What is being asked: Where a line holds the word "loam", copy that line from the data below.

◇ ◇ ◇

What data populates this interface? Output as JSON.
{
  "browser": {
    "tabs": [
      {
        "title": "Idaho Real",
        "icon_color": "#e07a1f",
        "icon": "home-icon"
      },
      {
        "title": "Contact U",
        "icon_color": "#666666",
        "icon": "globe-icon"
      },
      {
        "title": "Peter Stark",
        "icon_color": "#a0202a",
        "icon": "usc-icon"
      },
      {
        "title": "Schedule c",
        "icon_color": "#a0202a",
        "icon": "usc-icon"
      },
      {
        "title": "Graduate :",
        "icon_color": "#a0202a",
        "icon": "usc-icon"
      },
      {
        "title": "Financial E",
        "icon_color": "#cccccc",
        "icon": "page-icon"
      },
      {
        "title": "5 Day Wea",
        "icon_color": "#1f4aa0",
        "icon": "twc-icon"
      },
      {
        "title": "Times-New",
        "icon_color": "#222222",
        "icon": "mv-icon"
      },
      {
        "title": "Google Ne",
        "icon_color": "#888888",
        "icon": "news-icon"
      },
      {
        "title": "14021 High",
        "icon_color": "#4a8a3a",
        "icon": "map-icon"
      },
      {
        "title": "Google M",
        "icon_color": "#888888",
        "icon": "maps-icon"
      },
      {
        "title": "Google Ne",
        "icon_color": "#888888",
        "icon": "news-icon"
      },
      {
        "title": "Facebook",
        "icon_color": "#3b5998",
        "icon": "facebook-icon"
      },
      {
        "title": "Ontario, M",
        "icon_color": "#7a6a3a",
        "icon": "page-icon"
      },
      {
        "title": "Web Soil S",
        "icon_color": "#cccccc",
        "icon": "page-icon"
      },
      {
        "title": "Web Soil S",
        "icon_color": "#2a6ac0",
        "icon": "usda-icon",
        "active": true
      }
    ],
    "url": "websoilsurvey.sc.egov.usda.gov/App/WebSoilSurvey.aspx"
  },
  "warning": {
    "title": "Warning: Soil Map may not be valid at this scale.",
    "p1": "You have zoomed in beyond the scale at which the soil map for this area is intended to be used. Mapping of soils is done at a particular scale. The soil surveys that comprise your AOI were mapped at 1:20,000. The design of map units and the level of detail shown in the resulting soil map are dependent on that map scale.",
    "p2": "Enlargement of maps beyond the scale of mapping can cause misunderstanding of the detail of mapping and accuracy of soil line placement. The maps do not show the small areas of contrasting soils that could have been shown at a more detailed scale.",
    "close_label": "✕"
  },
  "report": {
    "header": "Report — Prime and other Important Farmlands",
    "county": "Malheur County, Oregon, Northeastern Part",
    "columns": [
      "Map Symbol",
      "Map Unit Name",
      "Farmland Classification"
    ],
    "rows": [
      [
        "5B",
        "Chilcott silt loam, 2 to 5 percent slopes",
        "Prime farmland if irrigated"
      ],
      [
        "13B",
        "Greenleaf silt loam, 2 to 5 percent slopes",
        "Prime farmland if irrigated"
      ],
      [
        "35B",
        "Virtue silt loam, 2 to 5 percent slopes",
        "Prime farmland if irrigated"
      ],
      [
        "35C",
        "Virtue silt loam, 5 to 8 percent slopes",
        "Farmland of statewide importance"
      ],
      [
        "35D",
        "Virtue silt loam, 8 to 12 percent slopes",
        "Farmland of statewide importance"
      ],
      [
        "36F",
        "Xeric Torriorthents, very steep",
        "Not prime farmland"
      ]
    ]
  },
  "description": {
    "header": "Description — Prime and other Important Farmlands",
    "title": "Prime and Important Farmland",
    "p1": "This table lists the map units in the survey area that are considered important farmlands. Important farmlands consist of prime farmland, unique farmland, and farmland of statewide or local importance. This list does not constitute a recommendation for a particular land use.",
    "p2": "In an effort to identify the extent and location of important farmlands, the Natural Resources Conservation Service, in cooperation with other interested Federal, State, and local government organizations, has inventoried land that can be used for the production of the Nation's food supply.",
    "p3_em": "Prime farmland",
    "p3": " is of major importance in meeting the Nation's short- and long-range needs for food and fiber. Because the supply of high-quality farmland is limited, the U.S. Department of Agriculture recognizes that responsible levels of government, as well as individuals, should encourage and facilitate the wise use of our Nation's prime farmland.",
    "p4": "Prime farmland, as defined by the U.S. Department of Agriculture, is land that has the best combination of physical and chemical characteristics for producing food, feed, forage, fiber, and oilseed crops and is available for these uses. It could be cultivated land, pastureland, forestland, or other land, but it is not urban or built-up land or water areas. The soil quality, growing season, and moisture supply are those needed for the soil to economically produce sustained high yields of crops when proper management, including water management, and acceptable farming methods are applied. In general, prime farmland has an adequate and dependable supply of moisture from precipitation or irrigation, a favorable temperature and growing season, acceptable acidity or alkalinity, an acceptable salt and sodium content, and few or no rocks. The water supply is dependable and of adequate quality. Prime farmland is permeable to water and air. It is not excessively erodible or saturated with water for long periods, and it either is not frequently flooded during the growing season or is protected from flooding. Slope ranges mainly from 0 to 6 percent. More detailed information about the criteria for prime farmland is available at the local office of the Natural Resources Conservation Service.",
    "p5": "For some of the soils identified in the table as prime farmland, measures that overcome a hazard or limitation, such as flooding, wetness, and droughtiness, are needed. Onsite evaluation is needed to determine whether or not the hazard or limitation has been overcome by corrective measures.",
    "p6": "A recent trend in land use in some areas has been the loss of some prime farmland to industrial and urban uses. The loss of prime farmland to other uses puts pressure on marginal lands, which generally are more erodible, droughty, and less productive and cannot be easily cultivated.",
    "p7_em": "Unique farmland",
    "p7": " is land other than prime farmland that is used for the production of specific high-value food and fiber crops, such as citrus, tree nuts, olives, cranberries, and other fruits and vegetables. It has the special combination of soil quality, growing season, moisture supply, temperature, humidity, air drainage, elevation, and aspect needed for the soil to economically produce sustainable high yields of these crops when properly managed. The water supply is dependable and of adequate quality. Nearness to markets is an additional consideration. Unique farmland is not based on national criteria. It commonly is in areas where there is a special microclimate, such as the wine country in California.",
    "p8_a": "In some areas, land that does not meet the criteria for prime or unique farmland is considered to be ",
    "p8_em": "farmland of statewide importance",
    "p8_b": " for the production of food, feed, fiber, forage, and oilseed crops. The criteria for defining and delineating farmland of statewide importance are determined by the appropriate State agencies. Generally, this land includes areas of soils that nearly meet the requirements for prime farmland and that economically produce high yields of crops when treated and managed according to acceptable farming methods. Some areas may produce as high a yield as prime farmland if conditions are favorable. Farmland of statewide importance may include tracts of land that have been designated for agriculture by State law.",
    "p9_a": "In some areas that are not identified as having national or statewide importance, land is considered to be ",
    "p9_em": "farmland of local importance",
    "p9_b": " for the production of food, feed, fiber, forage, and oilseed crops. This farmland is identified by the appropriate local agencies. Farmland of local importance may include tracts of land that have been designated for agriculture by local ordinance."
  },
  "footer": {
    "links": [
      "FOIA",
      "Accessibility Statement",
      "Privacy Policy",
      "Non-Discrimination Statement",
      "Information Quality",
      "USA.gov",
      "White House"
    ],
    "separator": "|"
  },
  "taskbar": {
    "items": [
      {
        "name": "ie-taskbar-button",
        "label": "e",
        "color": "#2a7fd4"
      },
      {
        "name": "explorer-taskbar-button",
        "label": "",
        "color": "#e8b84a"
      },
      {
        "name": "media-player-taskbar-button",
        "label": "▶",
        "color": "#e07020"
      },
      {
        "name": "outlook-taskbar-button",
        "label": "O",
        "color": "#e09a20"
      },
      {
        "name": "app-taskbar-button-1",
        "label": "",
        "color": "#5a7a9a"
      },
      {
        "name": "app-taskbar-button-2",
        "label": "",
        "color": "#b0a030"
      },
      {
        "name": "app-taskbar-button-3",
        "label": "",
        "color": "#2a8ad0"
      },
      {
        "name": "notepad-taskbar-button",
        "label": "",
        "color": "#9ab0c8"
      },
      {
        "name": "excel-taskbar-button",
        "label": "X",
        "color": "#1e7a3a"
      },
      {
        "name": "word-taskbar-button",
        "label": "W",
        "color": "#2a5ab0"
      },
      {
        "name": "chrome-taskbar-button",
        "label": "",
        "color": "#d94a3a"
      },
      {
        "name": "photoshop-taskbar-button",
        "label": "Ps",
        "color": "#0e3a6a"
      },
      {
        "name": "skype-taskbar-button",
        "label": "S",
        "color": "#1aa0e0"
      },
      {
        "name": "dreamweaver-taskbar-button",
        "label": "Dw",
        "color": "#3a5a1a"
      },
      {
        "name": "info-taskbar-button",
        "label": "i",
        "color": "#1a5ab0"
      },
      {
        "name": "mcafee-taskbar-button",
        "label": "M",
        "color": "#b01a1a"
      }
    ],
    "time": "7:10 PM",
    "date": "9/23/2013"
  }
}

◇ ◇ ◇

Answer to the problem:
        "Chilcott silt loam, 2 to 5 percent slopes",
        "Greenleaf silt loam, 2 to 5 percent slopes",
        "Virtue silt loam, 2 to 5 percent slopes",
        "Virtue silt loam, 5 to 8 percent slopes",
        "Virtue silt loam, 8 to 12 percent slopes",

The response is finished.